Gene editing techniques, such as CRISPR, are a major biotechnology advance that promise significant benefits within the agricultural sector. To maximize the technology’s potential, proponents of gene editing in the US want to avoid the controversy that GMOs engendered. The goal of this paper is to examine efforts by proponents to garner social license for gene editing and to consider whether these efforts are likely to enhance their trustworthiness. To accomplish this, our paper focuses on two research questions: 1) What attributes and/or actions are proponents of gene editing engaging in to enhance public acceptance for gene editing? 2) Do these attributes and/or actions address the key concerns of advocacy groups critical of GMOs and skeptical of gene editing? We draw on data from in-depth key informant interviews from agriculture, biotech, and food retailer companies and organizations, together with agriculture, food, and environmental advocacy groups. Our data also includes content analysis of key websites, such as the Coalition for Responsible Gene Editing in Agriculture and CRISPRcon. Our analysis is focused on organizational actors who play a key role in shaping the information climate related to gene editing by framing its potential benefits and risks as well as shaping responses to the technology, including how it should be governed. We find that many proponents are focused on efforts to build public trust in gene editing, which contrasts with prior efforts focused on the information deficit model to counter anti-GMO criticism. Key attributes of trust advanced by proponents include transparency, shared values, access and control, and consumer and environmental benefits. However, our interviews with advocacy groups suggest that a focus on these attributes may not address the ‘trust gap’ since they sidestep the primary concerns of advocacy groups, which include concerns related to governance and risks. Without directly engaging in these concerns, proponents’ efforts to enhance their trustworthiness may be limited as trust may simply function as the latest “deficit model”.

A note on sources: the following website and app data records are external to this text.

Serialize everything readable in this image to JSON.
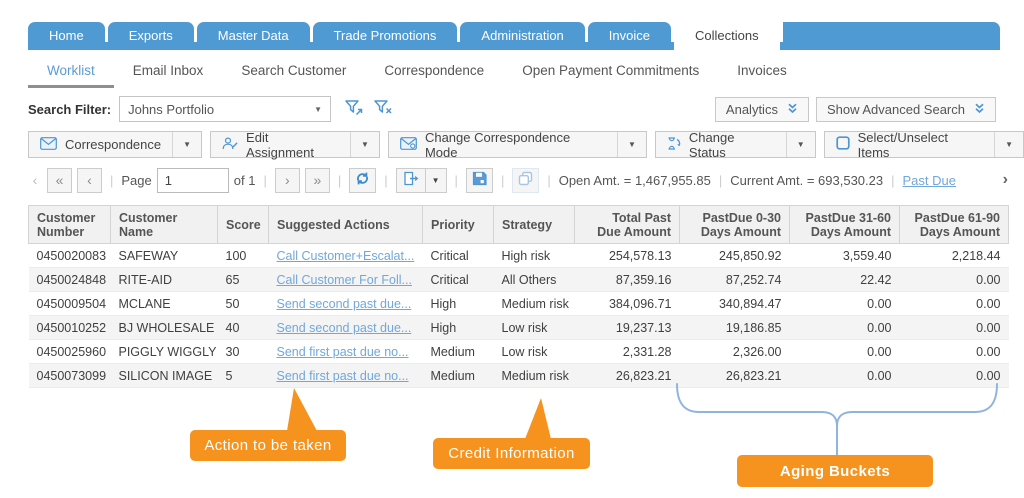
{
  "nav": {
    "tabs": [
      "Home",
      "Exports",
      "Master Data",
      "Trade Promotions",
      "Administration",
      "Invoice",
      "Collections"
    ],
    "active_tab": "Collections"
  },
  "subnav": {
    "items": [
      "Worklist",
      "Email Inbox",
      "Search Customer",
      "Correspondence",
      "Open Payment Commitments",
      "Invoices"
    ],
    "active_item": "Worklist"
  },
  "filter": {
    "label": "Search Filter:",
    "value": "Johns Portfolio",
    "analytics_label": "Analytics",
    "advanced_label": "Show Advanced Search"
  },
  "toolbar": {
    "buttons": [
      "Correspondence",
      "Edit Assignment",
      "Change Correspondence Mode",
      "Change Status",
      "Select/Unselect Items"
    ]
  },
  "pager": {
    "page_label": "Page",
    "page_value": "1",
    "of_label": "of 1",
    "open_amt": "Open Amt. = 1,467,955.85",
    "current_amt": "Current Amt. = 693,530.23",
    "past_due_label": "Past Due"
  },
  "table": {
    "columns": [
      {
        "key": "number",
        "label": "Customer\nNumber",
        "align": "left"
      },
      {
        "key": "name",
        "label": "Customer\nName",
        "align": "left"
      },
      {
        "key": "score",
        "label": "Score",
        "align": "left"
      },
      {
        "key": "action",
        "label": "Suggested Actions",
        "align": "left"
      },
      {
        "key": "priority",
        "label": "Priority",
        "align": "left"
      },
      {
        "key": "strategy",
        "label": "Strategy",
        "align": "left"
      },
      {
        "key": "total",
        "label": "Total Past\nDue Amount",
        "align": "right"
      },
      {
        "key": "d0_30",
        "label": "PastDue 0-30\nDays Amount",
        "align": "right"
      },
      {
        "key": "d31_60",
        "label": "PastDue 31-60\nDays Amount",
        "align": "right"
      },
      {
        "key": "d61_90",
        "label": "PastDue 61-90\nDays Amount",
        "align": "right"
      }
    ],
    "rows": [
      {
        "number": "0450020083",
        "name": "SAFEWAY",
        "score": "100",
        "action": "Call Customer+Escalat...",
        "priority": "Critical",
        "strategy": "High risk",
        "total": "254,578.13",
        "d0_30": "245,850.92",
        "d31_60": "3,559.40",
        "d61_90": "2,218.44"
      },
      {
        "number": "0450024848",
        "name": "RITE-AID",
        "score": "65",
        "action": "Call Customer For Foll...",
        "priority": "Critical",
        "strategy": "All Others",
        "total": "87,359.16",
        "d0_30": "87,252.74",
        "d31_60": "22.42",
        "d61_90": "0.00"
      },
      {
        "number": "0450009504",
        "name": "MCLANE",
        "score": "50",
        "action": "Send second past due...",
        "priority": "High",
        "strategy": "Medium risk",
        "total": "384,096.71",
        "d0_30": "340,894.47",
        "d31_60": "0.00",
        "d61_90": "0.00"
      },
      {
        "number": "0450010252",
        "name": "BJ WHOLESALE",
        "score": "40",
        "action": "Send second past due...",
        "priority": "High",
        "strategy": "Low risk",
        "total": "19,237.13",
        "d0_30": "19,186.85",
        "d31_60": "0.00",
        "d61_90": "0.00"
      },
      {
        "number": "0450025960",
        "name": "PIGGLY WIGGLY",
        "score": "30",
        "action": "Send first past due no...",
        "priority": "Medium",
        "strategy": "Low risk",
        "total": "2,331.28",
        "d0_30": "2,326.00",
        "d31_60": "0.00",
        "d61_90": "0.00"
      },
      {
        "number": "0450073099",
        "name": "SILICON IMAGE",
        "score": "5",
        "action": "Send first past due no...",
        "priority": "Medium",
        "strategy": "Medium risk",
        "total": "26,823.21",
        "d0_30": "26,823.21",
        "d31_60": "0.00",
        "d61_90": "0.00"
      }
    ]
  },
  "callouts": {
    "action": "Action to be taken",
    "credit": "Credit Information",
    "aging": "Aging Buckets"
  },
  "colors": {
    "nav_blue": "#4f9ad3",
    "link_blue": "#71a7da",
    "icon_blue": "#4d96d2",
    "callout_orange": "#f6921e"
  }
}
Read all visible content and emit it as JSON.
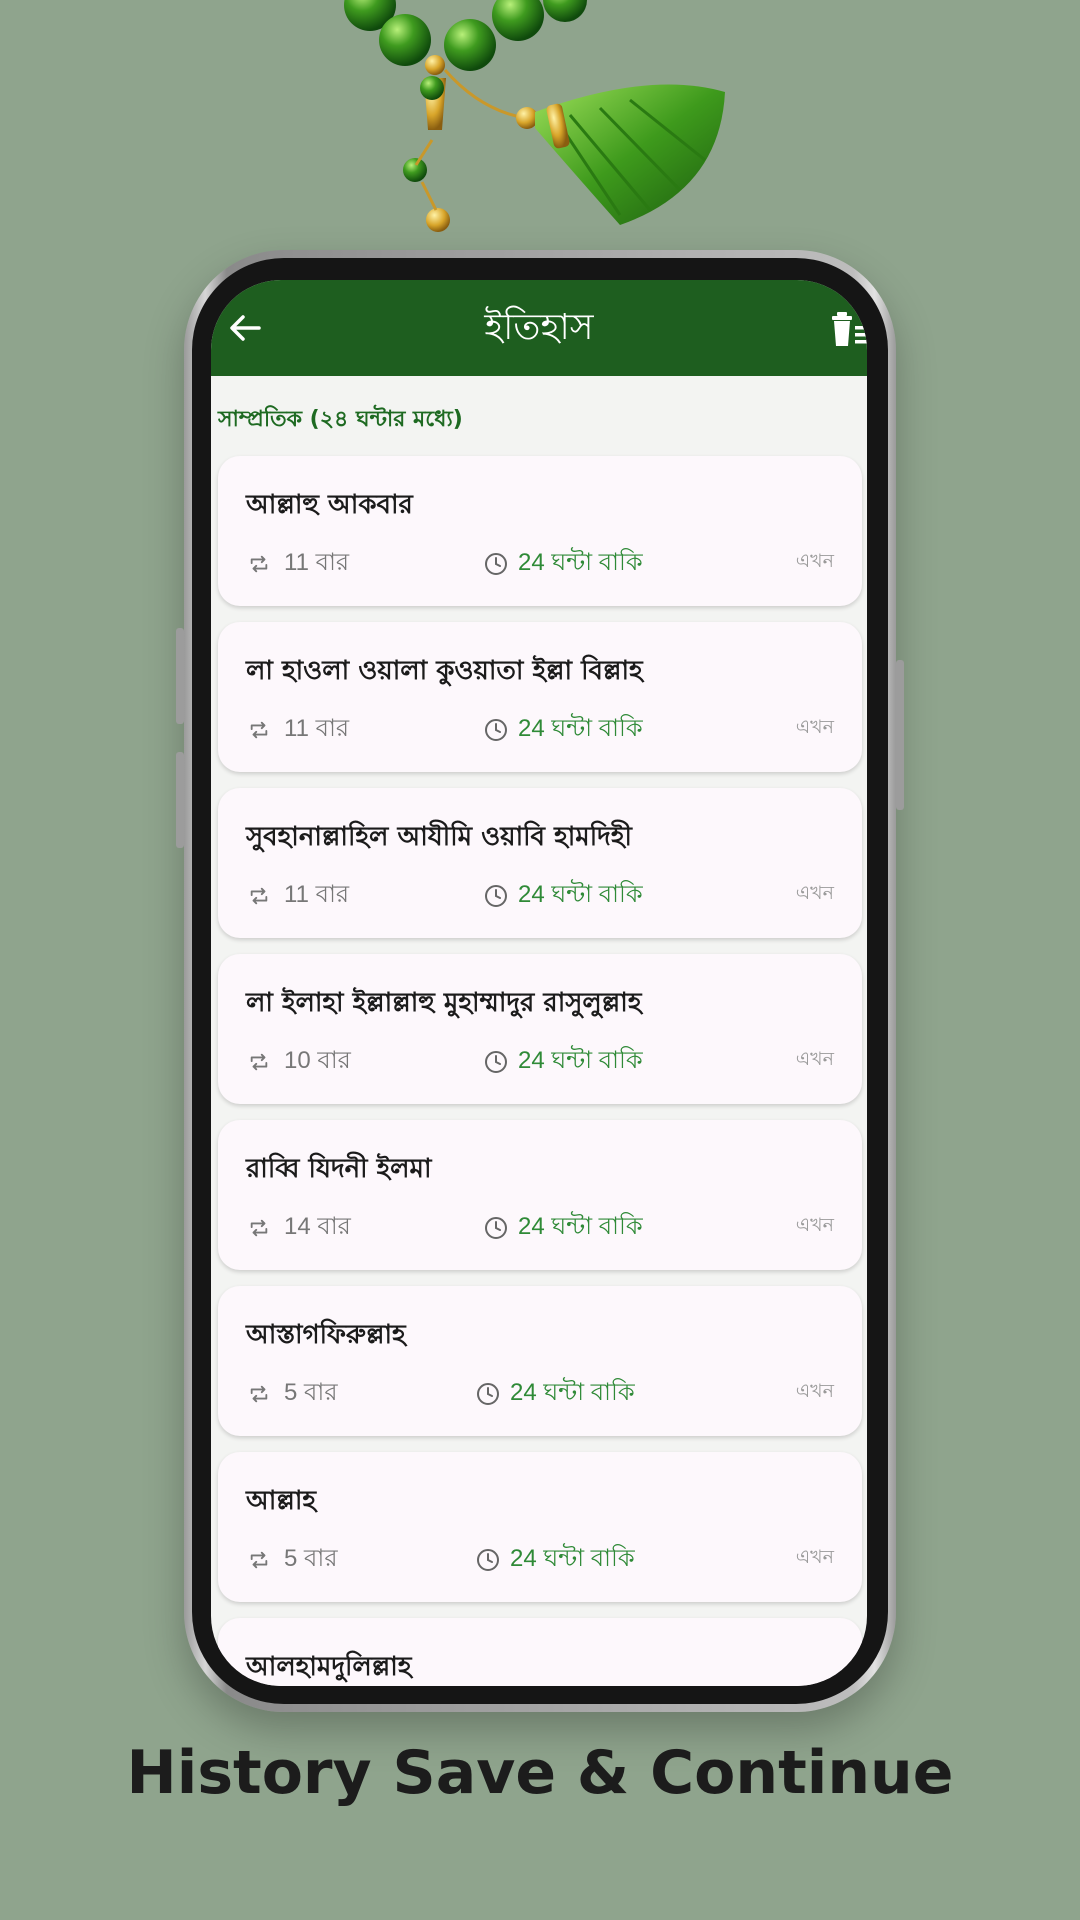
{
  "appbar": {
    "title": "ইতিহাস",
    "back_icon": "arrow-left-icon",
    "delete_icon": "trash-list-icon",
    "color": "#1e5e1f"
  },
  "section": {
    "heading": "সাম্প্রতিক (২৪ ঘন্টার মধ্যে)"
  },
  "items": [
    {
      "name": "আল্লাহু আকবার",
      "count": "11 বার",
      "remaining": "24 ঘন্টা বাকি",
      "time": "এখন"
    },
    {
      "name": "লা হাওলা ওয়ালা কুওয়াতা ইল্লা বিল্লাহ",
      "count": "11 বার",
      "remaining": "24 ঘন্টা বাকি",
      "time": "এখন"
    },
    {
      "name": "সুবহানাল্লাহিল আযীমি ওয়াবি হামদিহী",
      "count": "11 বার",
      "remaining": "24 ঘন্টা বাকি",
      "time": "এখন"
    },
    {
      "name": "লা ইলাহা ইল্লাল্লাহু মুহাম্মাদুর রাসুলুল্লাহ",
      "count": "10 বার",
      "remaining": "24 ঘন্টা বাকি",
      "time": "এখন"
    },
    {
      "name": "রাব্বি যিদনী ইলমা",
      "count": "14 বার",
      "remaining": "24 ঘন্টা বাকি",
      "time": "এখন"
    },
    {
      "name": "আস্তাগফিরুল্লাহ",
      "count": "5 বার",
      "remaining": "24 ঘন্টা বাকি",
      "time": "এখন"
    },
    {
      "name": "আল্লাহ",
      "count": "5 বার",
      "remaining": "24 ঘন্টা বাকি",
      "time": "এখন"
    },
    {
      "name": "আলহামদুলিল্লাহ"
    }
  ],
  "caption": "History Save & Continue",
  "colors": {
    "background": "#8fa48d",
    "accent_green": "#2f8a37",
    "card": "#fdf8fc"
  }
}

Dr. Bain is the Project Director on the USDA-NIFA funded Gene Edited Foods Project. Dr. Bain’s research interests include the governance of agricultural and food systems; gender, agriculture and international development; and the social dimensions of agricultural biotechnologies. She has conducted research in Chile, Ghana, the EU, New Zealand, Uganda and the U.S.

Dr. Bain teaches undergraduate and graduate classes in the sociology of agriculture and food systems, women and agriculture, sociology of the environment, and rural sociology. She is the adviser for the undergraduate major, agriculture and society. Dr. Bain is also the Associate Dean of Academic Innovation within the College of Agriculture and Life Sciences.